Nurture is the act of tending something frail into blossom; of patiently caring for something so it may grow. No wonder acclaimed producer/songwriter Porter Robinson turned to this word for the title of his second album. A joyous, brave explosion of electronic ideas, introspection and melody, Nurture took six long years of care amid crisis to flower into existence. Nursing it to life meant overcoming existential panic, creative drought, depression and family illness. “It really was an extensive period of just total emotional struggle,” says the North Carolina-based artist, who recounts “literally crying in the studio and in therapy sessions, thinking my life was over.” Nurture is made up of songs he found on the other side: catchy, adventurous, uplifting diaries of his own path back to happiness, each one imploring listeners suffering their own periods of hardship to hold on, to battle through. “I want this music to be helpful to those people,” says the 27-year-old, who evolved his musical style on Nurture, rewiring his epic electro-pop fantasias of old into something intimate, raw and for the first time, driven by the producer’s own vocals. It’s a remarkable sound – and one that took a remarkable journey to reach.
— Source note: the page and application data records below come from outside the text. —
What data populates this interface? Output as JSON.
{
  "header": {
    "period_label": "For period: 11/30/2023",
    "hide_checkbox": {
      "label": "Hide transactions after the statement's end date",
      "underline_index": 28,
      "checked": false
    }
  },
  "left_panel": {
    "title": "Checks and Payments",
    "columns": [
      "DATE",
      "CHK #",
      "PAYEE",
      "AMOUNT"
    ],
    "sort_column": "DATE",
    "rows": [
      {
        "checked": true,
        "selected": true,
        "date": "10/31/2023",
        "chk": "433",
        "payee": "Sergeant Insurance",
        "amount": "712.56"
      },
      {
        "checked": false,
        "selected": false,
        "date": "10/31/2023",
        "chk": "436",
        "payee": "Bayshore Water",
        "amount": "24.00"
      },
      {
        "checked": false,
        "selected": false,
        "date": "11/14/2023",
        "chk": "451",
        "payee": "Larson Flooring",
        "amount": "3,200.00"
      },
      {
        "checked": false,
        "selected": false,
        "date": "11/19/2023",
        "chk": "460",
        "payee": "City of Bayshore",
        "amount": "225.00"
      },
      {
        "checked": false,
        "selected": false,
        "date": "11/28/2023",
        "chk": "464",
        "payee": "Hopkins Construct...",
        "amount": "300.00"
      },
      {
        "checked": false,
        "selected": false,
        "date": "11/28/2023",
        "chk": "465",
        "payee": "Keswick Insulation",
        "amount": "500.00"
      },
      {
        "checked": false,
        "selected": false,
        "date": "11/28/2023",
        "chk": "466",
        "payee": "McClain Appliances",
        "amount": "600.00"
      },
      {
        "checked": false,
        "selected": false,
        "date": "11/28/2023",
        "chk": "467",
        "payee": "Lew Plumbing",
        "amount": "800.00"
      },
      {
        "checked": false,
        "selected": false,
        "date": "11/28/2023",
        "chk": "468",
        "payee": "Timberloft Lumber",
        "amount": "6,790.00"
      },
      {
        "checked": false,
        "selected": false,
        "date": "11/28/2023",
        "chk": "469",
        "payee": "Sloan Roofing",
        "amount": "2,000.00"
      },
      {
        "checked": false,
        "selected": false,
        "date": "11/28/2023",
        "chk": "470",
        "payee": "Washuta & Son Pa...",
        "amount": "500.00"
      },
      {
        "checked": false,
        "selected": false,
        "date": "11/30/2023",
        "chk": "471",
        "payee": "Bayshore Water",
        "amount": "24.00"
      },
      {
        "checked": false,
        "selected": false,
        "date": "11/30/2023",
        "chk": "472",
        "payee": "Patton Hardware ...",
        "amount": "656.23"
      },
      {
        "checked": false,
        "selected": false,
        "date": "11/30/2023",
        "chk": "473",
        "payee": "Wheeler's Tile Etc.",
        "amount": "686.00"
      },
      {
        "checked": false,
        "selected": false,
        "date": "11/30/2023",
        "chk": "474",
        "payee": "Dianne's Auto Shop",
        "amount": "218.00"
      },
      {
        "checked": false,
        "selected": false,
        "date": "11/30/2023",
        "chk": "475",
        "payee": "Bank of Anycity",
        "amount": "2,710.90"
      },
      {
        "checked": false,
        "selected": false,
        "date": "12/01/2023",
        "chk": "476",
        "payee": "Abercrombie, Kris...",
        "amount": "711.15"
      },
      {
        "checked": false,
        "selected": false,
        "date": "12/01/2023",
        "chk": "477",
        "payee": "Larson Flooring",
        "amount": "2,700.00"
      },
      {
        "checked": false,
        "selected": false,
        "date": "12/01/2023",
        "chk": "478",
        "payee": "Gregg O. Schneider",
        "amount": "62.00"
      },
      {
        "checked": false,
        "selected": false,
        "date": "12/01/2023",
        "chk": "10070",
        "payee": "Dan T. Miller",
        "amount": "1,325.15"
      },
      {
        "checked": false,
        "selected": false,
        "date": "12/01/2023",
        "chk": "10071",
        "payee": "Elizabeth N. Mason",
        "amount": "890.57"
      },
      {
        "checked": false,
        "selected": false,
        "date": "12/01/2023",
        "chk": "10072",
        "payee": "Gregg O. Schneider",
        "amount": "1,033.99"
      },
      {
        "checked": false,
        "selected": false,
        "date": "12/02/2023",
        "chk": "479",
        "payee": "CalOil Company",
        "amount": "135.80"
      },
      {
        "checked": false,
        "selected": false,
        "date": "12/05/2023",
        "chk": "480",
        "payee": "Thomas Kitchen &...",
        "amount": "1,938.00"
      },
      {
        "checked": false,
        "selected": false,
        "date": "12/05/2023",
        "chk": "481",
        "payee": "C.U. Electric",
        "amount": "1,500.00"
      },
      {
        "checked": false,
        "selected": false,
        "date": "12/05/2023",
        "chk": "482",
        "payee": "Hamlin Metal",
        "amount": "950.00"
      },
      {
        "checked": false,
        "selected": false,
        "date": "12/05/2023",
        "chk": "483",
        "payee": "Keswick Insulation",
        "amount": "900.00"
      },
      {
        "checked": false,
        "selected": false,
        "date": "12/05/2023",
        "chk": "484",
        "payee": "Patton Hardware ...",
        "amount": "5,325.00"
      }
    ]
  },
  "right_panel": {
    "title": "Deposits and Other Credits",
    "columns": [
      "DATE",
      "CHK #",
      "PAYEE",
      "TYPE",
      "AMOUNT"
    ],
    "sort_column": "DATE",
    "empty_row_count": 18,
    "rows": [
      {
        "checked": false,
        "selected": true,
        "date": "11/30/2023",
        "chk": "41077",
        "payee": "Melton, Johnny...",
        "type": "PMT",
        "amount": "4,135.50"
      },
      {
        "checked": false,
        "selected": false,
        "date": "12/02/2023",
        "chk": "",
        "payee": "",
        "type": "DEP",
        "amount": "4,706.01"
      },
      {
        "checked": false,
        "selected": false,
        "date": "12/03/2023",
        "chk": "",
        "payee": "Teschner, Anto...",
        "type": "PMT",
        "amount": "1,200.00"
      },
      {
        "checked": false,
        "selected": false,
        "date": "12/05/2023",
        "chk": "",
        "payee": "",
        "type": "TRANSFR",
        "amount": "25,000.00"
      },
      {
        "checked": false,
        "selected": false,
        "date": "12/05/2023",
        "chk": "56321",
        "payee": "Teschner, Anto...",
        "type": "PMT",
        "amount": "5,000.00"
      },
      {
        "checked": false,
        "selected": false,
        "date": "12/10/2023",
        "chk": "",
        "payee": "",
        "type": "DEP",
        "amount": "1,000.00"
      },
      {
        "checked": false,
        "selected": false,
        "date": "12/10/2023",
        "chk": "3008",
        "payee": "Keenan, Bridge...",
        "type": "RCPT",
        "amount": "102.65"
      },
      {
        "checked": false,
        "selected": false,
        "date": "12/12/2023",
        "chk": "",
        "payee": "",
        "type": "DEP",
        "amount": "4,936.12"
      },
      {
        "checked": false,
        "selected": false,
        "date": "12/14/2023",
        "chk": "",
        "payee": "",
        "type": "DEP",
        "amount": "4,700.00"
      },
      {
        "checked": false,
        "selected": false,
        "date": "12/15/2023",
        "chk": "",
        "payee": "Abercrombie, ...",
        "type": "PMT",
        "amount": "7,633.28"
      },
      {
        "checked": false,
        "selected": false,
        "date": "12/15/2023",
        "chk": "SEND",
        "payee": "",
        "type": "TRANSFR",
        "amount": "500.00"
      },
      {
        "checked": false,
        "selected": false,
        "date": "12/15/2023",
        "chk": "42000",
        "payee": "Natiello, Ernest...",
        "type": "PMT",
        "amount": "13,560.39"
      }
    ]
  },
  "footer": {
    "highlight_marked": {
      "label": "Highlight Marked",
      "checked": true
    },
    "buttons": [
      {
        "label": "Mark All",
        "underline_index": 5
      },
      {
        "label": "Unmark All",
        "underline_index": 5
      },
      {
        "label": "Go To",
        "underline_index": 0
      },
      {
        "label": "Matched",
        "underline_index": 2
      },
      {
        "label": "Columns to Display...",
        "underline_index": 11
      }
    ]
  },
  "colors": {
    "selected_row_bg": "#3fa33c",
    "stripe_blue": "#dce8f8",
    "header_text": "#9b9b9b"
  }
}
Robinson first emerged in 2010, exploding onto the dance scene with frenetic, fist-pumping productions meant for electro-house basement raves. Four years later came his debut album, Worlds, which established him as one of the most restlessly creative new names in electronic pop – a visionary crafter of “gorgeous textures, contemplative storytelling and remarkably sharp melodies,” to quote the New York Times. His success didn’t stop there: in 2016, he released the RIAA Gold-certified single ‘Shelter’ with Madeon, backed by an anime video created in collaboration with A-1 Pictures and Crunchyroll that’s since amassed over 50m views. A Shelter Live Tour spanning 43 dates and five continents followed before, in October 2017, a new chapter of Robinson’s career began: ‘Eon Break’, his first single under the alias Virtual Self, signalled a growing interest in interdisciplinary art and Y2K trance. The project was another hit, earning the producer his first ever Grammy nomination.